But one of Jordan's former kid brothers, Scottie Pippen, did the damage in the Wizards' 105-101 loss, their sixth straight setback and seventh defeat in their past nine games.
Pippen had 19 points, including eight of Portland's last 10 points. His three-pointer with 3:45 to go choked off a Wizards run that had sliced a nine-point lead to three, and he made two free throws with 6.5 seconds to go to seal the victory after the Wizards had cut the margin to two points.
"We are playing well," Pippen said of the Trail Blazers, who have won seven straight. "I think we are learning how to close games out and are learning how to win close games. That is important, especially when you are playing on the road."
Said Washington coach Doug Collins: "That's Scottie Pippen.

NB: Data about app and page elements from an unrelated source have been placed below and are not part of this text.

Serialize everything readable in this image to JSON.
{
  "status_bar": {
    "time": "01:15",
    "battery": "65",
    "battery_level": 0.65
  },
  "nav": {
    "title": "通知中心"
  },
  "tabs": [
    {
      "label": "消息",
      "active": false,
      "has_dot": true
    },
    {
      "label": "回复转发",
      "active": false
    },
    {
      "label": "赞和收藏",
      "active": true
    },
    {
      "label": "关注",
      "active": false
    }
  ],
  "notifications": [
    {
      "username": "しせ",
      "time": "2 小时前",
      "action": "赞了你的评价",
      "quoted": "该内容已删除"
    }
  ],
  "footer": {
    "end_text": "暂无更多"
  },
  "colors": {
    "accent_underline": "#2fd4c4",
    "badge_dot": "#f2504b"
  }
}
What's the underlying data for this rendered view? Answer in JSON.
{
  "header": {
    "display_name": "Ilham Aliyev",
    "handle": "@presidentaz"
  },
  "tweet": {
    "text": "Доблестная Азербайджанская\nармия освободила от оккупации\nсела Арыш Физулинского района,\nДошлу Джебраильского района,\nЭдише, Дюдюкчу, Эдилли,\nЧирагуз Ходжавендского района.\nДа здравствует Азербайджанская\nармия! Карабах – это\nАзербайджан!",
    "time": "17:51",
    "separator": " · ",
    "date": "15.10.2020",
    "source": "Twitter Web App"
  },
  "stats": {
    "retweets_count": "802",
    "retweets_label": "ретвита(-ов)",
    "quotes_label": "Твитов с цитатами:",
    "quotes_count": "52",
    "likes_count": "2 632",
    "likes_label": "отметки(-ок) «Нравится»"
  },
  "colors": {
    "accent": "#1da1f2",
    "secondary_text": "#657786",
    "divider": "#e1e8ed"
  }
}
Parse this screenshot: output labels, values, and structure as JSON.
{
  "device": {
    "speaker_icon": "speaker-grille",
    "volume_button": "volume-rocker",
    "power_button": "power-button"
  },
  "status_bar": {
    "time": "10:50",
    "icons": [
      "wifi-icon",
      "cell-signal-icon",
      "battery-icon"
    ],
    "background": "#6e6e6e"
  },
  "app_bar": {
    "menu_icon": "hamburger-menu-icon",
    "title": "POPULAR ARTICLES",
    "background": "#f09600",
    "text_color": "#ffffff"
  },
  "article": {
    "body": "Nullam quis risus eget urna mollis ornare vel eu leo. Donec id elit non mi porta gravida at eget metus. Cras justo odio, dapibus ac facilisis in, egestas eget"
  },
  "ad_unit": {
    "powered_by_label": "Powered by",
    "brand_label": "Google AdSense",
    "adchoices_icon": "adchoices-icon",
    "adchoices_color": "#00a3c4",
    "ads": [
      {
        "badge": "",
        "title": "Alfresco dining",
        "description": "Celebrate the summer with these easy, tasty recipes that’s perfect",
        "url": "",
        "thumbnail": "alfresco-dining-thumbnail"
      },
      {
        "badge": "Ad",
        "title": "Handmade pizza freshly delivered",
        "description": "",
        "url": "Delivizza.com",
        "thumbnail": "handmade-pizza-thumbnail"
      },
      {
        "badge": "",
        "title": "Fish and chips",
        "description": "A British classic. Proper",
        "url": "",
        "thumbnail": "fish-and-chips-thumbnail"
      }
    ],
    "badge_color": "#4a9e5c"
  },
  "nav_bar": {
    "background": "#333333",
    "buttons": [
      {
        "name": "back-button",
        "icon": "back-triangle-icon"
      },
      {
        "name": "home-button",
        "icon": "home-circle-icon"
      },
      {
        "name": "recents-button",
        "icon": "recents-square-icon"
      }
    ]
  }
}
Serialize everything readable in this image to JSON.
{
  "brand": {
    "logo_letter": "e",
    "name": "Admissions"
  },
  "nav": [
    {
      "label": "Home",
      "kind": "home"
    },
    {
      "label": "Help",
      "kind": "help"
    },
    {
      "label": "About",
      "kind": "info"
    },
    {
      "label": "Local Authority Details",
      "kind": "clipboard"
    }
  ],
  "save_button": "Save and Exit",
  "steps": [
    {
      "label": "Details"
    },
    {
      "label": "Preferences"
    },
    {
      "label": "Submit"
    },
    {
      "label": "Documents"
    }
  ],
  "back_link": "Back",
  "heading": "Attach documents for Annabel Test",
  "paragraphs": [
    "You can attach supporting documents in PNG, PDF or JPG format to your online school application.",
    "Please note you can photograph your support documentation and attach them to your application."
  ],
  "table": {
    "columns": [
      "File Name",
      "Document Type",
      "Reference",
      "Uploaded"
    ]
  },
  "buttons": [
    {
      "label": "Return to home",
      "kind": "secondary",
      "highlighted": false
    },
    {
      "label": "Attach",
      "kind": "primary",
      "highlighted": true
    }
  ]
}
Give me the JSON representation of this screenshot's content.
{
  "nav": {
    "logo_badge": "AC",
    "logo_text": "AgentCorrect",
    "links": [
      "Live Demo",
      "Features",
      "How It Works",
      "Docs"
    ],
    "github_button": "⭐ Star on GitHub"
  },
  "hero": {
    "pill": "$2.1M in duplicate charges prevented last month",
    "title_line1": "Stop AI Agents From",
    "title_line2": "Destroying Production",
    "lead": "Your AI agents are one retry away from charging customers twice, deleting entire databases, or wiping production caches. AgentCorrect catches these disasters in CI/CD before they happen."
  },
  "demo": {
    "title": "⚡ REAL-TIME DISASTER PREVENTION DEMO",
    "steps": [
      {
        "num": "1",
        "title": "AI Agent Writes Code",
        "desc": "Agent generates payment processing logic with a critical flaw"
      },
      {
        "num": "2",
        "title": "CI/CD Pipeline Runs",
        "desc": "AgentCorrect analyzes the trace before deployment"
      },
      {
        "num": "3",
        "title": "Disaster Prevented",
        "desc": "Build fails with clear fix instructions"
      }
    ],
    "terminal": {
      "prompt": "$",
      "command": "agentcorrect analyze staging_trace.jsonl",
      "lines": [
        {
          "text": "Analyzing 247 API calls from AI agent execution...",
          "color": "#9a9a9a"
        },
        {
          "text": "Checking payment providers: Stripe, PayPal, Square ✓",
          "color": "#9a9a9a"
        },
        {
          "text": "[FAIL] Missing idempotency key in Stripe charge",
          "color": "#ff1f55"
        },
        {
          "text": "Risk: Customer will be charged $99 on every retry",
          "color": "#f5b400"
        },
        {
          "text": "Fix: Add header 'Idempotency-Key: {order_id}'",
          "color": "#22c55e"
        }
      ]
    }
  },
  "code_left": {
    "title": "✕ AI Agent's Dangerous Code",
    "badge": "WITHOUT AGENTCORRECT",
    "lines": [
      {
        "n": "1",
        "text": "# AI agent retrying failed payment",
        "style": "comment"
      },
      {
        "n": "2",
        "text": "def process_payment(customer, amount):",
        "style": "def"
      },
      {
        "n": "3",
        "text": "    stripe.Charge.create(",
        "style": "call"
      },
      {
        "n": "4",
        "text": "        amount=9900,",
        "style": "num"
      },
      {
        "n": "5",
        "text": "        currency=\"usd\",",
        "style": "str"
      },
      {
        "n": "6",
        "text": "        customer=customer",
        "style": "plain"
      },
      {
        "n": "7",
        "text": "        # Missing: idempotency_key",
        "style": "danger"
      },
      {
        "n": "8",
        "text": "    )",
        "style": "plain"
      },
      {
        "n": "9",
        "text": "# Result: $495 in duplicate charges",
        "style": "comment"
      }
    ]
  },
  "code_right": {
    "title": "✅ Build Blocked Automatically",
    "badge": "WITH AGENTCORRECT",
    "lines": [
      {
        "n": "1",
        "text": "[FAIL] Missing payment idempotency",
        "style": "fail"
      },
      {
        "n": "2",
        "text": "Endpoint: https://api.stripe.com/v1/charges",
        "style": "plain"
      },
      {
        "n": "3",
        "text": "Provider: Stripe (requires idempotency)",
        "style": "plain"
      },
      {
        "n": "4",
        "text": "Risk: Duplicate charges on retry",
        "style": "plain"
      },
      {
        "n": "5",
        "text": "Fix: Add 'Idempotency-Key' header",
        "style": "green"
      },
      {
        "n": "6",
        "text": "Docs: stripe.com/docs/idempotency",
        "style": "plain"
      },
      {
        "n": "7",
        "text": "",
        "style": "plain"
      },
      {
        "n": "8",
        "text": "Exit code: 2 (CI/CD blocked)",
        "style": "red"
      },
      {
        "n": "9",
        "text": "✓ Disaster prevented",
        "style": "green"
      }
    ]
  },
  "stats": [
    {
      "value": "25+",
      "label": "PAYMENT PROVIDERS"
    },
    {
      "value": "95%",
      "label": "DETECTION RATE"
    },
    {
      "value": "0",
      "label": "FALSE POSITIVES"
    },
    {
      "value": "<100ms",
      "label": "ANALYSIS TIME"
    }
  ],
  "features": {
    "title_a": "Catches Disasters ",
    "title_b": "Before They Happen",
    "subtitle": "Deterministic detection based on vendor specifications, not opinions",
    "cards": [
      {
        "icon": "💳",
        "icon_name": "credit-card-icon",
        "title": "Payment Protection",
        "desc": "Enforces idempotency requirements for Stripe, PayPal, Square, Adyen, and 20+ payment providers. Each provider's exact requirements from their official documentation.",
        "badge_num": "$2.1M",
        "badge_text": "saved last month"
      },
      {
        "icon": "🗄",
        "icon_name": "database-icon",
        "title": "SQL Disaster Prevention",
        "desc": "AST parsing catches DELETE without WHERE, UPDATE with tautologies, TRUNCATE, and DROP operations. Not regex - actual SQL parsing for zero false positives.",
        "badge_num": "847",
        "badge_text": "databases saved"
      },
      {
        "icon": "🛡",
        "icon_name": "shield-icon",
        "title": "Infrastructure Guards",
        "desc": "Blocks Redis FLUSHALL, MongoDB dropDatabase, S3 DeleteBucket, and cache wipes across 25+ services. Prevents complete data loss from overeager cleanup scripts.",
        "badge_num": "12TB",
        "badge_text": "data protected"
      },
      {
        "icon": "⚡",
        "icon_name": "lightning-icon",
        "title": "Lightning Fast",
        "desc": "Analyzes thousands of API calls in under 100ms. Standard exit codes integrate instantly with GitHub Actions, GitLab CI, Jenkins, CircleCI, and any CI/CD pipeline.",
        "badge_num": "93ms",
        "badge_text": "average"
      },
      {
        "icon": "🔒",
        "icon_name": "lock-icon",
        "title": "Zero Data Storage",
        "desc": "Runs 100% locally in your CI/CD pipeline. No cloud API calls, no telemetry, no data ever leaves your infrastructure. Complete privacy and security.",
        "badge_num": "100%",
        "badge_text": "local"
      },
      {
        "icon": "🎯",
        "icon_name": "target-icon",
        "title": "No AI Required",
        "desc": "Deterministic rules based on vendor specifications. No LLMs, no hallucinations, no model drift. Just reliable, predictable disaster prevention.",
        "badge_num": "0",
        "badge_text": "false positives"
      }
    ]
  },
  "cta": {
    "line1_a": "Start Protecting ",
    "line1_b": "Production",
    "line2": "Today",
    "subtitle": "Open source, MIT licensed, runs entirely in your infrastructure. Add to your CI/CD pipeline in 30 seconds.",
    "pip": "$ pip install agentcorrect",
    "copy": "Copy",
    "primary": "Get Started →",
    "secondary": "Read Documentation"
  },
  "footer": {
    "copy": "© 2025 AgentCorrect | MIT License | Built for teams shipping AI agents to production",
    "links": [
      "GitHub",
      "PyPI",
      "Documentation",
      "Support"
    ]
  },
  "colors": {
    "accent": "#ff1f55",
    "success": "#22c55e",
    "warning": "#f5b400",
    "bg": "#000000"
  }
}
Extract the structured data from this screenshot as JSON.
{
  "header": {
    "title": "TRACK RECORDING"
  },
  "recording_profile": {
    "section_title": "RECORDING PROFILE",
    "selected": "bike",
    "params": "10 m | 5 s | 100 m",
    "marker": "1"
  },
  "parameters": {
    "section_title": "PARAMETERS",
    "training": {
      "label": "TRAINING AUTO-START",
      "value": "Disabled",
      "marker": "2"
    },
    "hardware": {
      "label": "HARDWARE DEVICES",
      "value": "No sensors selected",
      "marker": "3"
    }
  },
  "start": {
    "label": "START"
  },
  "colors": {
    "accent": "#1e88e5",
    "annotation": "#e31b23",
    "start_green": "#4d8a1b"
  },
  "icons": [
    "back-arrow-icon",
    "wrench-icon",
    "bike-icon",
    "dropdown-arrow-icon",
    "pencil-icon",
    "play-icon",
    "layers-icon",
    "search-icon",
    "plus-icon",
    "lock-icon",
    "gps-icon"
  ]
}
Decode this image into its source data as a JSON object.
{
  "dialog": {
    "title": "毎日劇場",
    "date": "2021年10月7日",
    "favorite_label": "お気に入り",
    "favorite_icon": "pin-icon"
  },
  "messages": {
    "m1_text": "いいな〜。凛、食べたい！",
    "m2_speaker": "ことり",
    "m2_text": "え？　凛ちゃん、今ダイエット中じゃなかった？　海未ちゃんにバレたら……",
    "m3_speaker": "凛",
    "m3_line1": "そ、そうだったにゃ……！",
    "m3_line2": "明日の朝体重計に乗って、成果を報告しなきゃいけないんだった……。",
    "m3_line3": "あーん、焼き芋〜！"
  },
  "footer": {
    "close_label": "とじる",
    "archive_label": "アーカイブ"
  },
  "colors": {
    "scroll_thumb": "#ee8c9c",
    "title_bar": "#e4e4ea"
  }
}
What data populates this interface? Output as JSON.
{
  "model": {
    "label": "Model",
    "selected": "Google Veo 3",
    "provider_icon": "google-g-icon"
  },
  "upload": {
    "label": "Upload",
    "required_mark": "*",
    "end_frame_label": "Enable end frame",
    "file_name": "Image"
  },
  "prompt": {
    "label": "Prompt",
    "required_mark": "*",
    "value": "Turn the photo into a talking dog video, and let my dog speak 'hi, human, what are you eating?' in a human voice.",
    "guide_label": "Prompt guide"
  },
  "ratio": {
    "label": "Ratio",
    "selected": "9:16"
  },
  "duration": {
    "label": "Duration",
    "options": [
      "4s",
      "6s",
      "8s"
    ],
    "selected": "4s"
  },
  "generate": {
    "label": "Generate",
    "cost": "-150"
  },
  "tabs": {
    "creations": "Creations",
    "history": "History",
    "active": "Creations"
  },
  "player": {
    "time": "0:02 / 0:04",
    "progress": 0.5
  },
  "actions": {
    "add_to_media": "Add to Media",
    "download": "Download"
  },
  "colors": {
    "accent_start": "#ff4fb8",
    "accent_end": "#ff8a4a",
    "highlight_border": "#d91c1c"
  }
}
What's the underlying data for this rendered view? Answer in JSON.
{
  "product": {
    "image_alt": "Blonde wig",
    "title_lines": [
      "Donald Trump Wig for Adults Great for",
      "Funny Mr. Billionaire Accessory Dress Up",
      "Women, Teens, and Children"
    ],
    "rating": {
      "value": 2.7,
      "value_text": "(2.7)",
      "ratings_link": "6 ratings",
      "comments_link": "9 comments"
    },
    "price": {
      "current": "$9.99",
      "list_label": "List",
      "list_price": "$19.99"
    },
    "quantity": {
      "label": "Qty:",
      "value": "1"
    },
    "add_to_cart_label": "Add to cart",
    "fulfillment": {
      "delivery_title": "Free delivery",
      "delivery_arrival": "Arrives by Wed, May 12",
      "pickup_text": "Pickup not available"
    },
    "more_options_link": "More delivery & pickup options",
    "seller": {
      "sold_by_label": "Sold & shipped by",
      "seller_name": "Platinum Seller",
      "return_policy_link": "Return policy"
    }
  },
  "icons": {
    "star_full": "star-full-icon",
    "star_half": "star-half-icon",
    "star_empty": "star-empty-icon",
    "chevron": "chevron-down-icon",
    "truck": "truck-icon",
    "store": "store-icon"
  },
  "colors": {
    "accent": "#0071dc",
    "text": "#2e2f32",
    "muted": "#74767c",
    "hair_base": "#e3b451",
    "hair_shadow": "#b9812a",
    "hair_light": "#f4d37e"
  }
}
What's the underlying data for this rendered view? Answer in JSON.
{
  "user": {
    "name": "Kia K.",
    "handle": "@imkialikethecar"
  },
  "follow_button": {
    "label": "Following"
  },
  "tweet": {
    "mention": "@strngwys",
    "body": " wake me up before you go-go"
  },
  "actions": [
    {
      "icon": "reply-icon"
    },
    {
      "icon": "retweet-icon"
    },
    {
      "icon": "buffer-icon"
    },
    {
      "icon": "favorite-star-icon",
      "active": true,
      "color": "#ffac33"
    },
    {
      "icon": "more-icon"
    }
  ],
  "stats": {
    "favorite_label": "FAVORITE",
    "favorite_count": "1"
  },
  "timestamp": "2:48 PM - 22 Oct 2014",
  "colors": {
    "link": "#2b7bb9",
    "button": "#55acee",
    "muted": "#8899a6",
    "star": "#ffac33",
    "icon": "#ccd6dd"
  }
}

Scottie might go the whole game and not hit one and then make a big one. ... He's got world championship experience and he makes big shots."
Washington's kids held their own, moving the ball as well as they have all season, but the Trail Blazers, who held a vast advantage in athleticism and experience, kept Washington at bay, out-rebounding the Wizards 49-37 overall and 20-8 on the offensive glass.
The Trail Blazers (33-24) used their offensive rebounding advantage to outscore Washington 26-6 in second-chance opportunities. Portland reserve forward Ruben Patterson scored 20 points and had nine rebounds, exploiting the absence of Washington's starting center, Jahidi White (strained left shoulder) and backup Brendan Haywood (sore left knee).
Rasheed Wallace had 22 points and 14 rebounds for Portland. Richard Hamilton scored 31 for Washington, including 19 in the first half.
At one point in the fourth quarter, the Wizards (27-29) went with a lineup that included guards Tyronn Lue and Hamilton, forwards Courtney Alexander and Kwame Brown and Etan Thomas at center for a combined six years of NBA experience.
"That's part of this process," Collins said. "I think you can see we're not throwing up the white flag. ... We're not going to let that happen."
The Wizards didn't shoot their first free throws of the second half until Chris Whitney (19 points, season-high 11 assists) sank two with 1:24 left in the fourth quarter. Hamilton made two with 7.2 seconds to play. In Sunday's 92-80 loss at Miami, Washington shot only three foul shots in the second half.
"I'm not going to run up and down the sidelines and complain to the referees," Collins said. "I think it gets in the way of the game. I hope they respect our guys enough where if there's a foul, they'll call it. It's not like we didn't have guys taking it to the basket. We just didn't get those calls."
The Wizards caught a bad break from the officials in the game's final seconds, as Alexander was called for pushing Pippen out of bounds on an inbounds play in which contact seemed to be minimal at best.
"I don't want to say anything derogatory towards the refs, but I didn't think it was a foul," said Alexander, who had 13 points off the bench. "And at that point of the game, that's a tough call to make. I didn't think I had fouled him."
Next for Wizards
Opponent: Chicago Bulls
Site: United Center, Chicago
When: Tomorrow, 8:30 p.m.
TV/Radio: Ch. 50/WTEM (980 AM)